When nation-states think about the creation of cyber deterrence, they face these challenges. Something that is secret cannot be used as a deterrent. At the same time, too much detailed information can reveal vital information about what these weapons can do. That can then make it easier for adversaries to defend themselves by blocking the vulnerabilities that these weapons exploit. Being too open in discussing or demonstrating cyber capabilities is likely to accelerate the cyber arms race even more and in ways that might be self-defeating. However, if adversaries know that the digital infrastructure is resilient, that there is a credible threat detection and prevention system in place, and that the capability to conduct a counterattack is there, deterrence is much more viable.

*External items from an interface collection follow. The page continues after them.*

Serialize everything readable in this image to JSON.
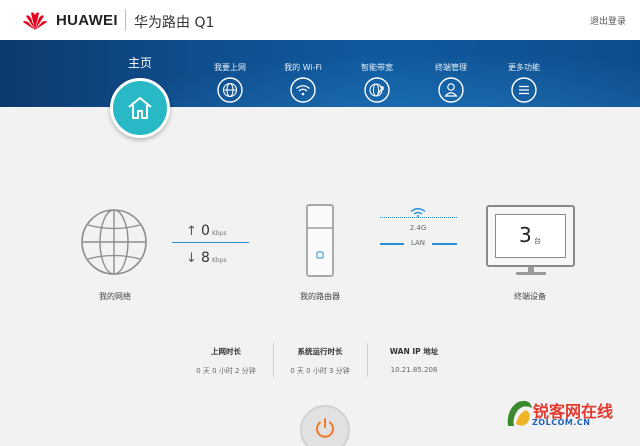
{
  "header": {
    "brand": "HUAWEI",
    "product": "华为路由 Q1",
    "logout_label": "退出登录"
  },
  "nav": {
    "home_label": "主页",
    "items": [
      {
        "label": "我要上网",
        "icon": "globe-icon"
      },
      {
        "label": "我的 Wi-Fi",
        "icon": "wifi-icon"
      },
      {
        "label": "智能带宽",
        "icon": "bandwidth-globe-icon"
      },
      {
        "label": "终端管理",
        "icon": "user-icon"
      },
      {
        "label": "更多功能",
        "icon": "menu-icon"
      }
    ]
  },
  "network": {
    "label": "我的网络",
    "upload_value": "0",
    "upload_unit": "Kbps",
    "download_value": "8",
    "download_unit": "Kbps"
  },
  "router": {
    "label": "我的路由器",
    "band": "2.4G",
    "link_type": "LAN"
  },
  "devices": {
    "count": "3",
    "unit": "台",
    "label": "终端设备"
  },
  "stats": [
    {
      "label": "上网时长",
      "value": "0 天 0 小时 2 分钟"
    },
    {
      "label": "系统运行时长",
      "value": "0 天 0 小时 3 分钟"
    },
    {
      "label": "WAN IP 地址",
      "value": "10.21.85.208"
    }
  ],
  "watermark": {
    "text": "锐客网在线",
    "sub": "ZOLCOM.CN"
  },
  "colors": {
    "nav_band": "#0f4d8c",
    "home_accent": "#28b8c6",
    "link_line": "#2a8fd6",
    "power": "#f07a2a",
    "brand_red": "#e4001b"
  }
}
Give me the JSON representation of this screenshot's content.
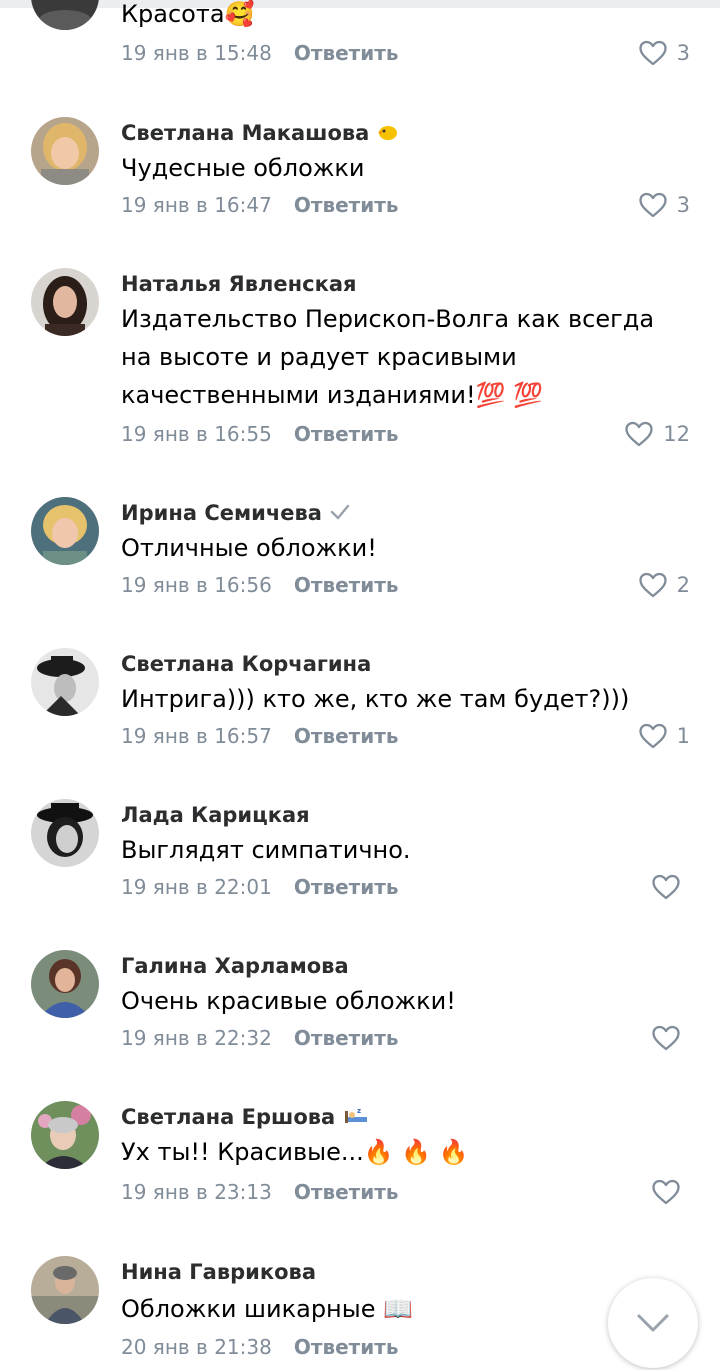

Civilians on the front lines of the cyber battle
It is important to understand that cyber deterrence cannot be undertaken by a government or an army alone. The general public must also be involved. Civilians are on the front lines of the cyber battle – every day. For example, if a significant number of home computers in a country have no firewall or anti-virus software installed, attackers will exploit these vulnerabilities each day to secretly take over and remotely operate thousands of computers, turning them into botnets. This turns a nation into its own adversary.
The importance of the public is central in creating cyber deterrence, not only because of the need to raise the general awareness about cyber security, but also because actions must be taken on an individual level. Every one of us has a role to play when our country is trying to create more efficient cyber defense capabilities and to be more resilient as a society. This, in turn, could give rise to a new chapter in our nation-state’s economy and politics.
Countries are building offensive cyber capabilities and will begin to use them more openly. However, if the general public does not understand the significance of offense being part of defense, it will be much more difficult to use these weapons openly in order to strengthen a country’s cyber deterrence. If the public does come to understand the logic – and seriousness – of creating offensive cyber weapons, the threshold to use these weapons should rise because there will be a resulting understanding of their devastating consequences. Along with that understanding will come what is most urgently needed - deterrence.